Most people prefer to read lengthy or complicated texts offline. If your presentation includes extensive texts, dividing them into chunks only makes it harder for users to print your information. If you know that your content is likely to be printed, either present it as a single Web page or divide it into subdivisions but provide a link to a printing version.
If your content is more like a reference work than a novel (that is, more segmental than linear), users are likely to read it online, and providing direct access should be the highest priority. In this case, break your information into chunks and write for scanning to accommodate online readers.
Although the ability to link documents is one of the advantages of putting information on the Web, the misuse of links is perhaps the most common failure of Web authors. Used effectively, links can supplement a narrative by providing background information, reinforcing concepts, and adding detail. Used poorly, links disrupt narrative flow in several ways:

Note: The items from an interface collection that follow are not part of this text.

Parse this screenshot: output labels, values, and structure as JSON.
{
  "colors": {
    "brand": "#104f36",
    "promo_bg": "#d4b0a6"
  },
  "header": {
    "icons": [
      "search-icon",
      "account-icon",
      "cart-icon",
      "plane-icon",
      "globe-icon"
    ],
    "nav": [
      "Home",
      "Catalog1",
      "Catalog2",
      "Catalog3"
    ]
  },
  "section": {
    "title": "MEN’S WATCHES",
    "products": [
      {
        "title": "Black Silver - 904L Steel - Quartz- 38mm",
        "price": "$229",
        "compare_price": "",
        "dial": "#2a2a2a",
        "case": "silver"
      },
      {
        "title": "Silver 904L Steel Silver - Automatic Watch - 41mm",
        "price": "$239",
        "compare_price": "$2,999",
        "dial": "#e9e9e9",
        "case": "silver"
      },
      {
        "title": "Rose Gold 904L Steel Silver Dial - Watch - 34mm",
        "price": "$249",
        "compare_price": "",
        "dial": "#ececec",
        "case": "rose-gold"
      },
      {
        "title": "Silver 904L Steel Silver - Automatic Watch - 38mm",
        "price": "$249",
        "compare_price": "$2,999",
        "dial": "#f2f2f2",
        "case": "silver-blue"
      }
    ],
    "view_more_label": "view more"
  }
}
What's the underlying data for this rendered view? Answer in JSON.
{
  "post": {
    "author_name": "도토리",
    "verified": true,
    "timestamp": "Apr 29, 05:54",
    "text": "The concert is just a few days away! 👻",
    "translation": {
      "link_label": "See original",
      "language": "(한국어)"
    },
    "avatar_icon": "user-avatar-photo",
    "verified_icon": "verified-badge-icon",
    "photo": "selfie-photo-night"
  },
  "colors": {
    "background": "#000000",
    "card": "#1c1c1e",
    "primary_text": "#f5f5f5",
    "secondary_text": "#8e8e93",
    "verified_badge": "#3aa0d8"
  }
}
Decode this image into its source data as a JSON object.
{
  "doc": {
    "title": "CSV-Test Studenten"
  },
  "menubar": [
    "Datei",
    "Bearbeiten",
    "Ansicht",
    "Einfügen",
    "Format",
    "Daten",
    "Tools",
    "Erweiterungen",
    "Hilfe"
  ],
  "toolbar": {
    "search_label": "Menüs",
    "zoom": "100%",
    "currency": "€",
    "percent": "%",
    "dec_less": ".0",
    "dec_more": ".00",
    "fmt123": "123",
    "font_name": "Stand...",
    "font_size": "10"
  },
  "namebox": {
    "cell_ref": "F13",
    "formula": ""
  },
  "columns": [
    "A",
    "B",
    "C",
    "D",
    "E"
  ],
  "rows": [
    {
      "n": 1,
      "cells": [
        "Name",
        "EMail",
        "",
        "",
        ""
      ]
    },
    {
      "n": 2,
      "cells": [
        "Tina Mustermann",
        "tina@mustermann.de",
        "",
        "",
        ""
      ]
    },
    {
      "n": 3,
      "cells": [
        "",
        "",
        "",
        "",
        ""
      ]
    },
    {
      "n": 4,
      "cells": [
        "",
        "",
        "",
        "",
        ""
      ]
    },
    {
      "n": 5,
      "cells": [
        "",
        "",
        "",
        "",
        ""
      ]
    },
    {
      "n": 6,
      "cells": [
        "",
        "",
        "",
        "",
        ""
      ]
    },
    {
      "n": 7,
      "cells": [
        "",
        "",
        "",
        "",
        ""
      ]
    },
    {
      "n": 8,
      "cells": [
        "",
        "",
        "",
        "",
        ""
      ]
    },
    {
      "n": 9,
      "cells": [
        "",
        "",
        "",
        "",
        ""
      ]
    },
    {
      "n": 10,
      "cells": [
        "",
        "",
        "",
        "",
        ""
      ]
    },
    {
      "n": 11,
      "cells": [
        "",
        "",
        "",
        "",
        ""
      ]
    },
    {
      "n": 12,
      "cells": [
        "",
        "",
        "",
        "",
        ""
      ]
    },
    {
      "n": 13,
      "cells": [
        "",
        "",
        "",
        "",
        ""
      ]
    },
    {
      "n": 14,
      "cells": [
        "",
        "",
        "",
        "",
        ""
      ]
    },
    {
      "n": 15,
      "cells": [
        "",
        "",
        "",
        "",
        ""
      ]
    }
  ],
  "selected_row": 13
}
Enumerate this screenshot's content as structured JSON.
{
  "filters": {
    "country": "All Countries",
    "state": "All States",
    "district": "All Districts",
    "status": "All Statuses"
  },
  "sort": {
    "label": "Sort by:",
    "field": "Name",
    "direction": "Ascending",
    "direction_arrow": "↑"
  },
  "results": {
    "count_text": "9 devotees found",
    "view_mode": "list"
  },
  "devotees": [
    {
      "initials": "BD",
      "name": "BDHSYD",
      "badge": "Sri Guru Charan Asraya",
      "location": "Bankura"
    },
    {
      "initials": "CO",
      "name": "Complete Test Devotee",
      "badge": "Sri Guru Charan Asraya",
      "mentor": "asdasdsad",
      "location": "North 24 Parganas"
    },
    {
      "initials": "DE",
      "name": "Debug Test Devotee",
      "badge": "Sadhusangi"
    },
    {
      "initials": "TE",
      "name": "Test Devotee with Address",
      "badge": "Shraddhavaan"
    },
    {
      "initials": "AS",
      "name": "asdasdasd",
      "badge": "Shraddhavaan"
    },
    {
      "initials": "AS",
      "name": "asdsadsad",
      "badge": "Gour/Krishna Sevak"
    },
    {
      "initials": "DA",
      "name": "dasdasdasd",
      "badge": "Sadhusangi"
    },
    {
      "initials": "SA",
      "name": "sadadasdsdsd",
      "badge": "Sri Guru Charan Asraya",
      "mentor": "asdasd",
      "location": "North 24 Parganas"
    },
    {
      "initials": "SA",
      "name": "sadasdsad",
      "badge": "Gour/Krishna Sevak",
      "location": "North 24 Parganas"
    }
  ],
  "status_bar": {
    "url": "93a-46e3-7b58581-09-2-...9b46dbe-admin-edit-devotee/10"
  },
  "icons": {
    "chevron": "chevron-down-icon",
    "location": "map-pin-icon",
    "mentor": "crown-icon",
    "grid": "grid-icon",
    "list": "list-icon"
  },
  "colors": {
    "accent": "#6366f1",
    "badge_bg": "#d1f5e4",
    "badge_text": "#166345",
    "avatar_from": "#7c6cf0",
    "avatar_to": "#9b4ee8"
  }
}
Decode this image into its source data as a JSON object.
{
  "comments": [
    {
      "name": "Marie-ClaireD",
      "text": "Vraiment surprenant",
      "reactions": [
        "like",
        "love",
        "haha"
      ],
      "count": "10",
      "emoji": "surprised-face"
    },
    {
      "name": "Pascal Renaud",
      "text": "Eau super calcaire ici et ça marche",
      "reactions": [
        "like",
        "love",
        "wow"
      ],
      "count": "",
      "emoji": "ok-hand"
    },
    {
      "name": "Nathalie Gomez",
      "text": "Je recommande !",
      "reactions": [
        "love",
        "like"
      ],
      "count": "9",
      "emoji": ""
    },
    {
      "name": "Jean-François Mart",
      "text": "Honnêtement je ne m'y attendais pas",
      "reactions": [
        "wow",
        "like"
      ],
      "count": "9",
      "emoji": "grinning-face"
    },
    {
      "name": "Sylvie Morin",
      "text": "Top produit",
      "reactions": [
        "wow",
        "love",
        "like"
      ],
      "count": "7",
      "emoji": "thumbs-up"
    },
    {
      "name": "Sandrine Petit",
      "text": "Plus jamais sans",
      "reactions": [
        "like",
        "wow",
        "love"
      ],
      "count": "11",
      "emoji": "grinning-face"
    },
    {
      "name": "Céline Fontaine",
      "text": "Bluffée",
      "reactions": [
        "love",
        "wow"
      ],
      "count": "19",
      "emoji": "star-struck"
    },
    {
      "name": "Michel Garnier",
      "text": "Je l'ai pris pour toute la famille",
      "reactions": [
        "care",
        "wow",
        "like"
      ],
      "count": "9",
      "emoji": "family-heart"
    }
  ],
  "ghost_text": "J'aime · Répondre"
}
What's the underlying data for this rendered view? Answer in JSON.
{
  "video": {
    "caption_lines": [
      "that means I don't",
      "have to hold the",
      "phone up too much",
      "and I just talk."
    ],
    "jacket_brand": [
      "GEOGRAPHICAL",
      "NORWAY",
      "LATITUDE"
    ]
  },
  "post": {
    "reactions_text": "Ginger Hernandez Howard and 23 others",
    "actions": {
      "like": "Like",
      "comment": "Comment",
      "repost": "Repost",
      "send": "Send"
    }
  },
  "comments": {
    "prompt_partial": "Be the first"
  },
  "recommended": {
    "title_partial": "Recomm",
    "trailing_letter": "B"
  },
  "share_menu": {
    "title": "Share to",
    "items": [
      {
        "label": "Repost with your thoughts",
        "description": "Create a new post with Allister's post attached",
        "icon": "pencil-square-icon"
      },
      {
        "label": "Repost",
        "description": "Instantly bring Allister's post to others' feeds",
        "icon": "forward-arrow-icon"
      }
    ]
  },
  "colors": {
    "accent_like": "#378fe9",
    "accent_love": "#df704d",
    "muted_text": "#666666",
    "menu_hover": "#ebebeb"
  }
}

Visual distraction. Colored and underlined text within body text pulls the eye by disrupting the uniformity of the text block. If you place a link within a paragraph, the user's eye will be drawn to the link. Many users will click on that link directly without ever reading the text that forms its context.
Disruption of narrative. Links lead to stories half-told. If halfway though your account you offer a link to another site, users may follow the link (and another link and another) and never return to your site.
Lack of context. When readers follow a link, they move from the contextual framework of your site into unfamiliar territory. Users also may not be able to ascertain the connection between the materials on your site and the linked site. This plunge from the known to the mysterious can frustrate and bewilder users.
When creating content for your Web pages, do not mistake a collection of links for content. Links are useful, but only within the context of a narrative. Use links to support your presentation - to provide information that is not critical to your argument but may be of use. And remember that links break - Web pages change, move, or are removed - so the coherence of your presentation should not rely on content from linked sites.